*** Records to process ***

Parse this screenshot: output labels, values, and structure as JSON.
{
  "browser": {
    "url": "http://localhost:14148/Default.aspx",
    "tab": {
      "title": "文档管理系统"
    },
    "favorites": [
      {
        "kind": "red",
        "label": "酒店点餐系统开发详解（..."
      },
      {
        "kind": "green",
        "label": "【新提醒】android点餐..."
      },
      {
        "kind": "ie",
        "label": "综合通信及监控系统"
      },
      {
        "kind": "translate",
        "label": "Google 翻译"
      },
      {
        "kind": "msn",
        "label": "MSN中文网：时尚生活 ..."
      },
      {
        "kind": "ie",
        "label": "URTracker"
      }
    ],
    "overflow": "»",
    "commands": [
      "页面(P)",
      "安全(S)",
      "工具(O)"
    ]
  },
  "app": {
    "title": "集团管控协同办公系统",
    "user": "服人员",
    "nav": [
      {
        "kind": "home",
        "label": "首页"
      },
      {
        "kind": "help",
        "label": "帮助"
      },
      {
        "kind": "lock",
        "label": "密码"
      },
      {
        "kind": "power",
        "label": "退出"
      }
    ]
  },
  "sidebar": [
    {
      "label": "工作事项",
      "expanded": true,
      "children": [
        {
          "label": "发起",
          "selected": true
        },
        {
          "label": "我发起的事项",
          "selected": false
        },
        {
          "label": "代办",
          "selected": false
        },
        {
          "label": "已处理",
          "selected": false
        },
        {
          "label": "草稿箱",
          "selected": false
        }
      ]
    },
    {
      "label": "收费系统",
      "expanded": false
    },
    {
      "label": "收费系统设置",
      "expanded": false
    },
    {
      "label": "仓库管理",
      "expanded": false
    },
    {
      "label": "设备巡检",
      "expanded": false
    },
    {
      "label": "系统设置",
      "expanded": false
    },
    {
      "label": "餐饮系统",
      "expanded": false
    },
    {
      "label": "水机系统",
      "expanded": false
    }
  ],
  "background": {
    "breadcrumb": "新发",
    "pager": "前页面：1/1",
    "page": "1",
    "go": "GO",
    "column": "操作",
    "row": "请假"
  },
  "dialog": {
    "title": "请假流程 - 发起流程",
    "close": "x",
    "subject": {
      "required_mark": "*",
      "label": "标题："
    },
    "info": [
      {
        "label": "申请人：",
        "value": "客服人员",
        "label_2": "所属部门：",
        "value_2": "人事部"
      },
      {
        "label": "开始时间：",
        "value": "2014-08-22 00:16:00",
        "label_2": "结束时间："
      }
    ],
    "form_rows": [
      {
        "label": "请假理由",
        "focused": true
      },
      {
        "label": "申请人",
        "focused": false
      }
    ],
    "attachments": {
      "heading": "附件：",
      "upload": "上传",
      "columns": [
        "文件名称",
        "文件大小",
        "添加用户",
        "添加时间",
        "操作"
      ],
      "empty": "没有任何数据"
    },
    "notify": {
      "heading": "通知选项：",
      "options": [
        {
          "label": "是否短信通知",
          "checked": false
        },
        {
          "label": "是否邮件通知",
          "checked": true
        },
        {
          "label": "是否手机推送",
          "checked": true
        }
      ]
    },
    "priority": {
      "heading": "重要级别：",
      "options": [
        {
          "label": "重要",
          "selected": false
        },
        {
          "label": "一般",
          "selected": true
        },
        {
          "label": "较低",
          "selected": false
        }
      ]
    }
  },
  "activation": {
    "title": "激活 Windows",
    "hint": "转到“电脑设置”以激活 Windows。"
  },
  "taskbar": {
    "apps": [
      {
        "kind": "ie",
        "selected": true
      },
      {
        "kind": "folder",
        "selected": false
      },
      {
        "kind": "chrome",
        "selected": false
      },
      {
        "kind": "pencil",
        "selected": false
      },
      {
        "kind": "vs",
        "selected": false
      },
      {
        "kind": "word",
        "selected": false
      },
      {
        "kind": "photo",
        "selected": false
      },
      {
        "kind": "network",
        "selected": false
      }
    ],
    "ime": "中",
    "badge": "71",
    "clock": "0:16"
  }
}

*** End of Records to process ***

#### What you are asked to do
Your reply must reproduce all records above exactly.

#### Result of the task
Parse this screenshot: output labels, values, and structure as JSON.
{
  "browser": {
    "url": "http://localhost:14148/Default.aspx",
    "tab": {
      "title": "文档管理系统"
    },
    "favorites": [
      {
        "kind": "red",
        "label": "酒店点餐系统开发详解（..."
      },
      {
        "kind": "green",
        "label": "【新提醒】android点餐..."
      },
      {
        "kind": "ie",
        "label": "综合通信及监控系统"
      },
      {
        "kind": "translate",
        "label": "Google 翻译"
      },
      {
        "kind": "msn",
        "label": "MSN中文网：时尚生活 ..."
      },
      {
        "kind": "ie",
        "label": "URTracker"
      }
    ],
    "overflow": "»",
    "commands": [
      "页面(P)",
      "安全(S)",
      "工具(O)"
    ]
  },
  "app": {
    "title": "集团管控协同办公系统",
    "user": "服人员",
    "nav": [
      {
        "kind": "home",
        "label": "首页"
      },
      {
        "kind": "help",
        "label": "帮助"
      },
      {
        "kind": "lock",
        "label": "密码"
      },
      {
        "kind": "power",
        "label": "退出"
      }
    ]
  },
  "sidebar": [
    {
      "label": "工作事项",
      "expanded": true,
      "children": [
        {
          "label": "发起",
          "selected": true
        },
        {
          "label": "我发起的事项",
          "selected": false
        },
        {
          "label": "代办",
          "selected": false
        },
        {
          "label": "已处理",
          "selected": false
        },
        {
          "label": "草稿箱",
          "selected": false
        }
      ]
    },
    {
      "label": "收费系统",
      "expanded": false
    },
    {
      "label": "收费系统设置",
      "expanded": false
    },
    {
      "label": "仓库管理",
      "expanded": false
    },
    {
      "label": "设备巡检",
      "expanded": false
    },
    {
      "label": "系统设置",
      "expanded": false
    },
    {
      "label": "餐饮系统",
      "expanded": false
    },
    {
      "label": "水机系统",
      "expanded": false
    }
  ],
  "background": {
    "breadcrumb": "新发",
    "pager": "前页面：1/1",
    "page": "1",
    "go": "GO",
    "column": "操作",
    "row": "请假"
  },
  "dialog": {
    "title": "请假流程 - 发起流程",
    "close": "x",
    "subject": {
      "required_mark": "*",
      "label": "标题："
    },
    "info": [
      {
        "label": "申请人：",
        "value": "客服人员",
        "label_2": "所属部门：",
        "value_2": "人事部"
      },
      {
        "label": "开始时间：",
        "value": "2014-08-22 00:16:00",
        "label_2": "结束时间："
      }
    ],
    "form_rows": [
      {
        "label": "请假理由",
        "focused": true
      },
      {
        "label": "申请人",
        "focused": false
      }
    ],
    "attachments": {
      "heading": "附件：",
      "upload": "上传",
      "columns": [
        "文件名称",
        "文件大小",
        "添加用户",
        "添加时间",
        "操作"
      ],
      "empty": "没有任何数据"
    },
    "notify": {
      "heading": "通知选项：",
      "options": [
        {
          "label": "是否短信通知",
          "checked": false
        },
        {
          "label": "是否邮件通知",
          "checked": true
        },
        {
          "label": "是否手机推送",
          "checked": true
        }
      ]
    },
    "priority": {
      "heading": "重要级别：",
      "options": [
        {
          "label": "重要",
          "selected": false
        },
        {
          "label": "一般",
          "selected": true
        },
        {
          "label": "较低",
          "selected": false
        }
      ]
    }
  },
  "activation": {
    "title": "激活 Windows",
    "hint": "转到“电脑设置”以激活 Windows。"
  },
  "taskbar": {
    "apps": [
      {
        "kind": "ie",
        "selected": true
      },
      {
        "kind": "folder",
        "selected": false
      },
      {
        "kind": "chrome",
        "selected": false
      },
      {
        "kind": "pencil",
        "selected": false
      },
      {
        "kind": "vs",
        "selected": false
      },
      {
        "kind": "word",
        "selected": false
      },
      {
        "kind": "photo",
        "selected": false
      },
      {
        "kind": "network",
        "selected": false
      }
    ],
    "ime": "中",
    "badge": "71",
    "clock": "0:16"
  }
}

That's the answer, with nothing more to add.